They're no team players. It's hard to accomplish something together. They cop out when the going gets tough. They're evasive They don't address any issues. They're cheating, lying and betraying, from dusk 'till dawn.
About 2,300 years ago
...Alexander the Great was facing an intriguing challenge: the Gordian Knot. He was well aware of its history and the prophecy associated with it:
At one time the Phrygians were without a legitimate king. An oracle at Telmissus [...] decreed that the next man to enter the city driving an ox-cart should become their king. This man was a poor peasant, Ahmidas son of Gordias, who drove his parents into town on his father's ox-cart. [...]
In gratitude, he dedicated the ox-cart to the Phrygian god Sabazios and either tied it to a post or tied its shaft with an intricate knot of cornel (Cornus mas) bark. An oracle further prophesied that the one to untie the knot would become the king of Asia (today's Asia Minor).
The rules of the game seemed to be clear. Nobody was able to untie the knot, however. Except for Alexander. His solution: he sliced the knot in half with a stroke of his sword.
Wasn't that cheating, to the extreme?
Well... would twiddling the threads have convinced anybody of his leadership skills? Would it have shocked the Persian king? Or was that stroke of the sword an important, even necessary part of the solution? A clear message by a person who could tell the essential from the insignificant?
Think about it: By how many rules do you abide that don't get you anywhere? Rules that move your goals beyond reach? Rules that were designed to disorient you?
515 years ago
Columbus was dining with many Spanish nobles when one of them said: «Sir Christopher, even if your lordship had not discovered the Indies, there would have been, here in Spain which is a country abundant with great men knowledgeable in cosmography and literature, one who would have started a similar adventure with the same result.»
Columbus did not respond to these words but asked for a whole egg to be brought to him.
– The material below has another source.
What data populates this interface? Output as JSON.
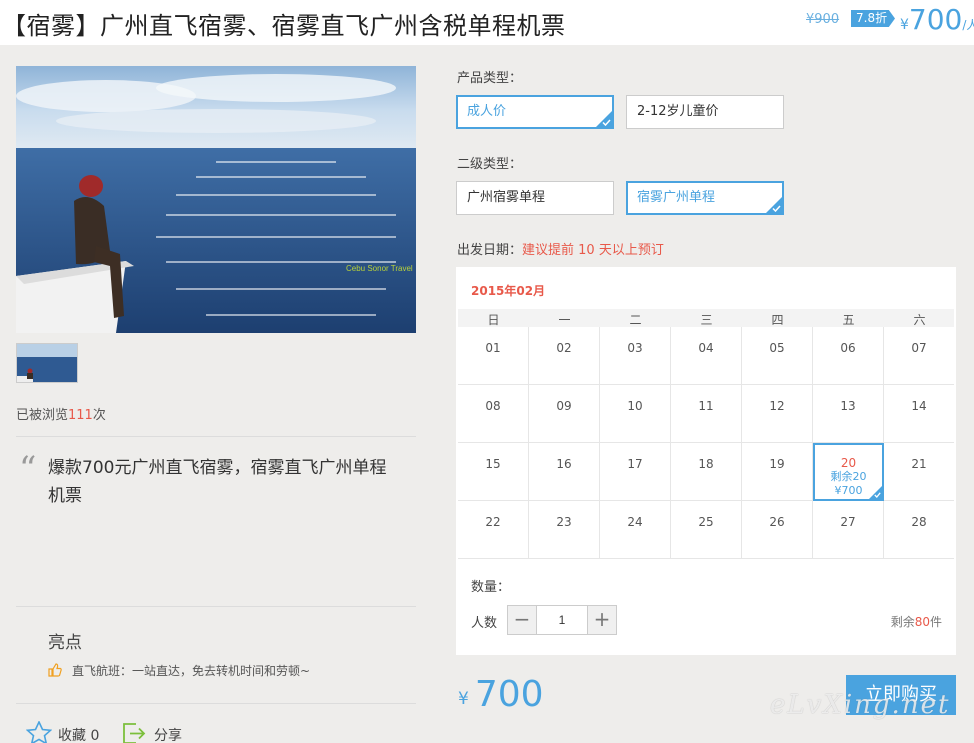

He placed it on the table and said: «My lords, I will lay a wager with any of you that you are unable to make this egg stand on its end like I will do without any kind of help or aid.»
They all tried without success and when the egg returned to Columbus, he tapped it gently on the table breaking it slightly and, with this, the egg stood on its end. All those present were confounded and understood what he meant: that once the feat has been done, anyone knows how to do it.
Not a big deal? Was Columbus cheating?
Or is it rather what Mór Jókai summarized like this: «Research means to see what everybody else is seeing, but to think what no one else has been thinking before.»?
Think about it: Which rules keep your thinking in a box? Can you tell games from reality? Where would you need to take a step back, in order to see you are trapped in a game that follows certain rules?
145 years ago
Europeans don't get baseball. People in the US don't get soccer. So, just for my personal amusement, let me vex you with the soccer rule of the offside.
Actually, it is pretty simple. As a soccer player, you're not allowed to hang about directly in front of your opponent's goal, get passed the ball and score. That would be too simple. When you get passed the ball, there must be at least one field player of the other team between you and the goal. Such are the rules.
And they're pretty old as well:
As football developed in the 1860s and 1870s, the offside law proved the biggest argument between the clubs. Sheffield got rid of the «kick throughs» by amending their laws so that one member of the defending side was required between a forward player and the opponent's goal; the Football Association also compromised slightly and adopted the Cambridge idea of three. (From Wikipedia)
Now imagine you're a clever field player, paying attention to always have an opponent's field player between you and the goal, in order not to be offside when you get passed the ball.
All of a sudden, the opponent's team runs away from their own goal, as one, and you end up alone there, like a fish left dry by the low tide. It happened the very second one of your teammates was passing the ball to you. You've guessed it by now: you're now offside. This «low tide» strategy is aptly called the offside trap.
Well... that's not what the original offside rule was meant for, is it? Quite nasty exploitation of that rule, isn't it?
Think about it: Which rules have been made up against you but can be used for your benefit? Don't always look for legal loopholes only. Instead, figure out where the rules also apply, even unexpectedly.
20 years ago
In 1986, on what seemed like just another training day, Jan Bokloev was in serious trouble. He had to master a challenge within a fraction of a second, otherwise he'd stall at full speed and crash into the ground. Which is never very funny, especially when you're a ski jumper like Jan.
Bokloev said goodbye to elegance («Parallel skis! Parallel skis!») and spread wide open his skiers so they formed a V-shape. He avoided the crash. And he was dazzled to find out that he could even jump farther this way.
The experts didn't like this V-style at all. They said it looked ghastly. And as judges, they reduced Jan's style score points heavily, in every competition. But Bokloev didn't give up. After two years of practice, he could jump farther than anybody else. And since scoring was based both on style and distance, he started to win. Today, all top ski jumpers in the world rely on the V-style.
Well... Bokloev jumped so far that style simply didn't matter that much anymore, as a criterion. Did he game the system?
Think about it: Do you give in to Naysayers too much? Do you suffer from a system of beliefs like this one: «1. We have never done it that way! 2. We have always done it that way! 3. Who do you think you are!»
Do you know Tim Ferriss? He ran a bet that he could win a medal at the national Chinese kickboxing championships. And he won.
Not by kickboxing, though. Weigh-ins were the day prior to competition. By dehydration, he lost about 28 pound before that. The night before the matches, he hyperhydrated back to 193 pounds. He simply hustled his opponents off the mat.
Unsportsmanlike? At least, there is a lot of Tim-bashing, like here.
Think about it: Which traditional rules do not actually make sense? Wich ones have gigantic loopholes? «Everything popular is wrong», says Oscar Wilde. Is it really abuse of a well-aged rule or is that rule just crude, despite its age?
Today, at your place?
What do you think about bending rules creatively, for your own benefit? Tell us in a comment below!